_Aim of the task_
Work out how many lines below contain the word "FedEx". Only the number is wanted.

---- Exercise data

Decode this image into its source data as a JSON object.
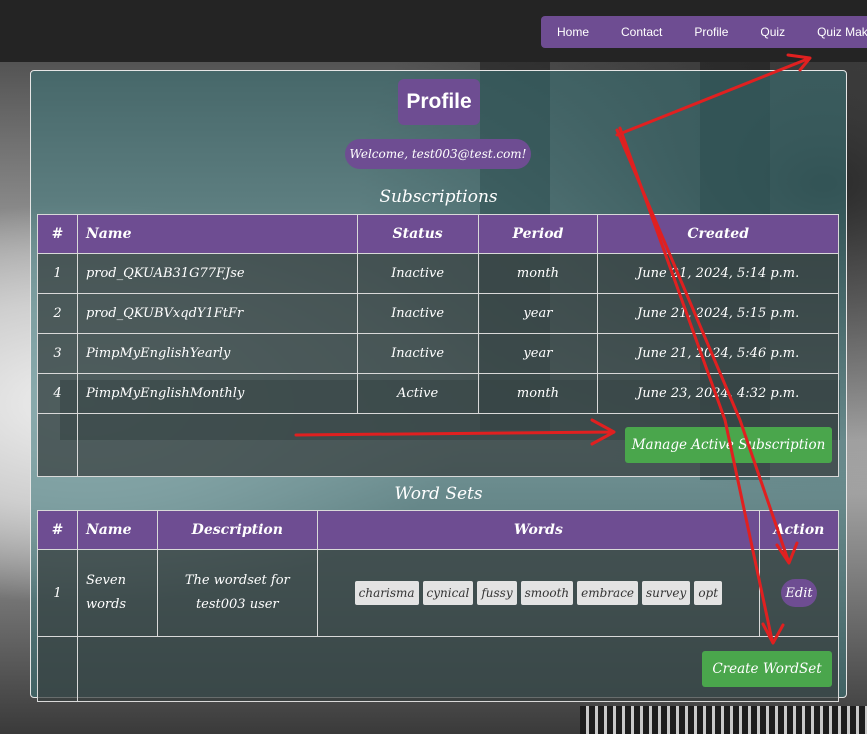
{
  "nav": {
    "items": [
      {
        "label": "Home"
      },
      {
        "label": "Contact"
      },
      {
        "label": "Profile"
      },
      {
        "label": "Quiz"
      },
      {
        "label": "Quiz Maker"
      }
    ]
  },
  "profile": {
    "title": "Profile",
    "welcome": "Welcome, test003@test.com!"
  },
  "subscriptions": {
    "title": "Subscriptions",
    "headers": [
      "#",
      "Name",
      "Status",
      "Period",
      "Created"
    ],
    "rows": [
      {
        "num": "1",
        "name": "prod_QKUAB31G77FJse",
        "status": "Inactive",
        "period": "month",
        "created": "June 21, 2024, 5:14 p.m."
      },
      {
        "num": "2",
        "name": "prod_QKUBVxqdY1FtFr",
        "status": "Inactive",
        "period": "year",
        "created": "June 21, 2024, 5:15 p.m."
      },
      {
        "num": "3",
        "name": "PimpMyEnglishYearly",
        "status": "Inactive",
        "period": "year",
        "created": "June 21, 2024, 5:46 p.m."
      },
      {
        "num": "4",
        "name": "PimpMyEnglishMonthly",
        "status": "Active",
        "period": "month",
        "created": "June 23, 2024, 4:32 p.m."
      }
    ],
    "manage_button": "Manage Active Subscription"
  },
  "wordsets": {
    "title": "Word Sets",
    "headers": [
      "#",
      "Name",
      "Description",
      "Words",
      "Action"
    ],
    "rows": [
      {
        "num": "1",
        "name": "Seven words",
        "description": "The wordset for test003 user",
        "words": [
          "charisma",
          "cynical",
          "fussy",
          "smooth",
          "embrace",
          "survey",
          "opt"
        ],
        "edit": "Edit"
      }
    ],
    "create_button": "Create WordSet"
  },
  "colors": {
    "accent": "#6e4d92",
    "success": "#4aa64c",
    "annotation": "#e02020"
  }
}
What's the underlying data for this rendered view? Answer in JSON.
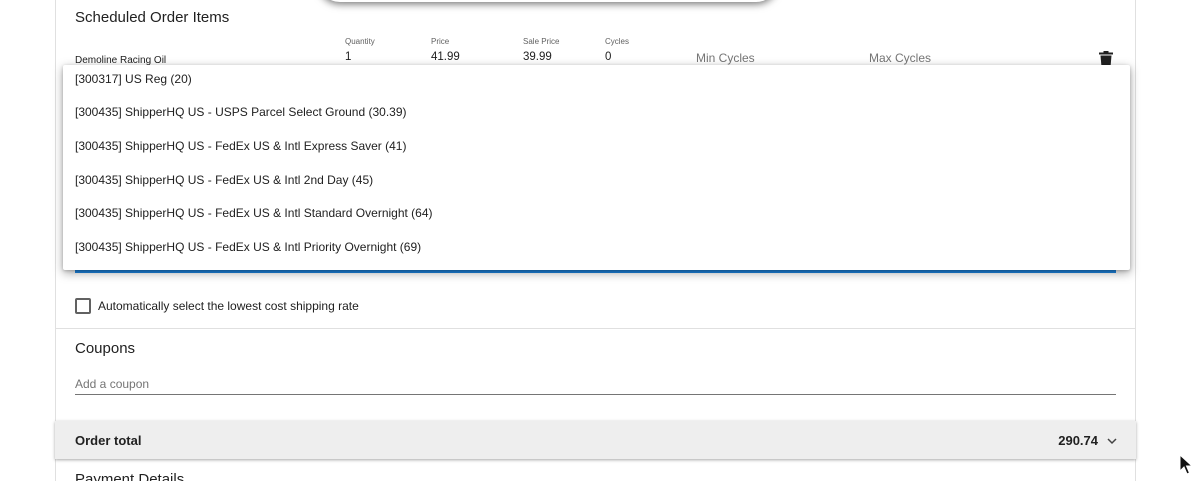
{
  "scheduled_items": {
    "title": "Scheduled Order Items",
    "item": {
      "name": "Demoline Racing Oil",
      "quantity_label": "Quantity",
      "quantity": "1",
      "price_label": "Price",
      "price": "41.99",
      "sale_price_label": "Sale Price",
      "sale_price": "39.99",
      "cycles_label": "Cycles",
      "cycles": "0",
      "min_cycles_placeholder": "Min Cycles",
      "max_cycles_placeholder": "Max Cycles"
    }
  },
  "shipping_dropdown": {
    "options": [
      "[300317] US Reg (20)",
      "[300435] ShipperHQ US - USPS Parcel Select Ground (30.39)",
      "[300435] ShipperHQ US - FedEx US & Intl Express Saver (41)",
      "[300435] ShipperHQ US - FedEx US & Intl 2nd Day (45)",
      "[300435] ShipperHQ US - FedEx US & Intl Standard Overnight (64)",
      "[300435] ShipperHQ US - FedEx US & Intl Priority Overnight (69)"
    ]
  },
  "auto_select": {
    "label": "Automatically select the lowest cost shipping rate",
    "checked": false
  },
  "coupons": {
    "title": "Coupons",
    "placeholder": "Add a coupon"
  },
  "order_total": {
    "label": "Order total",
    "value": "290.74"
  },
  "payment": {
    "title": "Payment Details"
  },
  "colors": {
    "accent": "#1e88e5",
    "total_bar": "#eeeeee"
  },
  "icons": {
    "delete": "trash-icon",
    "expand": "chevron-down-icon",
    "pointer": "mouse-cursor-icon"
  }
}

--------
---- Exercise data

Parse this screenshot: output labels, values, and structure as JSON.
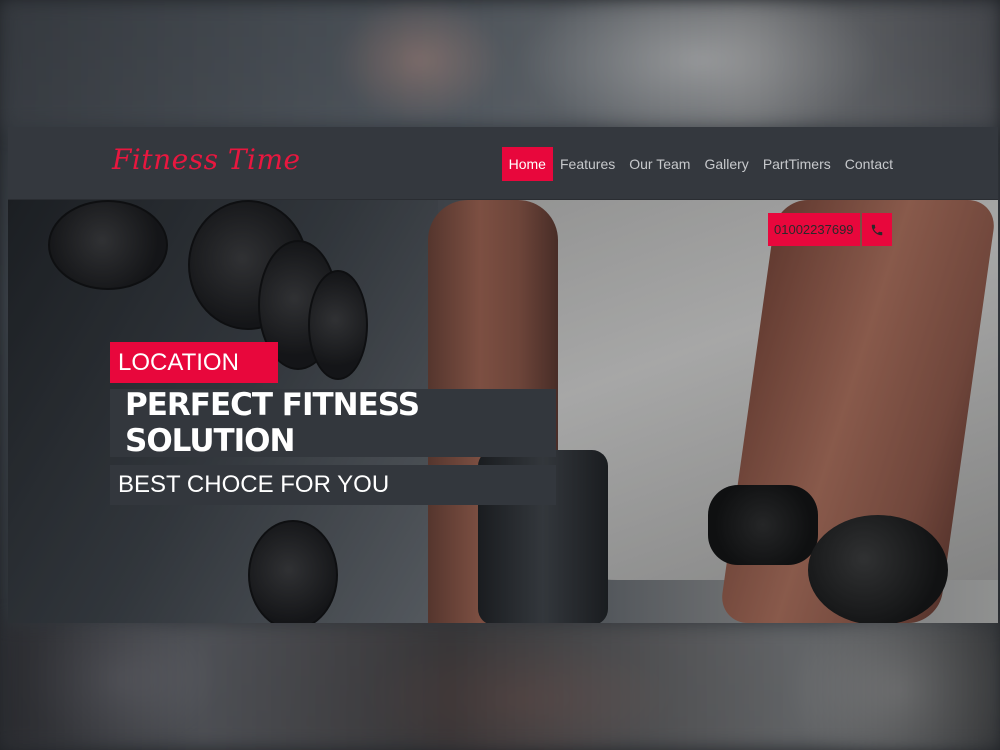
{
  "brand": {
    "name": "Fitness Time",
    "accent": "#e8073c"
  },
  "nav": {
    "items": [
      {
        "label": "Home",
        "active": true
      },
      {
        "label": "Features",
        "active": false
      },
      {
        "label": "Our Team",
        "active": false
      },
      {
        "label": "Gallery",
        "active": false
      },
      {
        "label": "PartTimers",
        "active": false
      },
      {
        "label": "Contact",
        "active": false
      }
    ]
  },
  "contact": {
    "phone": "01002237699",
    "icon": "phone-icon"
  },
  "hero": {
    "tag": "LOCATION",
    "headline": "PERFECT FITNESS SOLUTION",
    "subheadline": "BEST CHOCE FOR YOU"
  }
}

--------

_Exercise answer_
4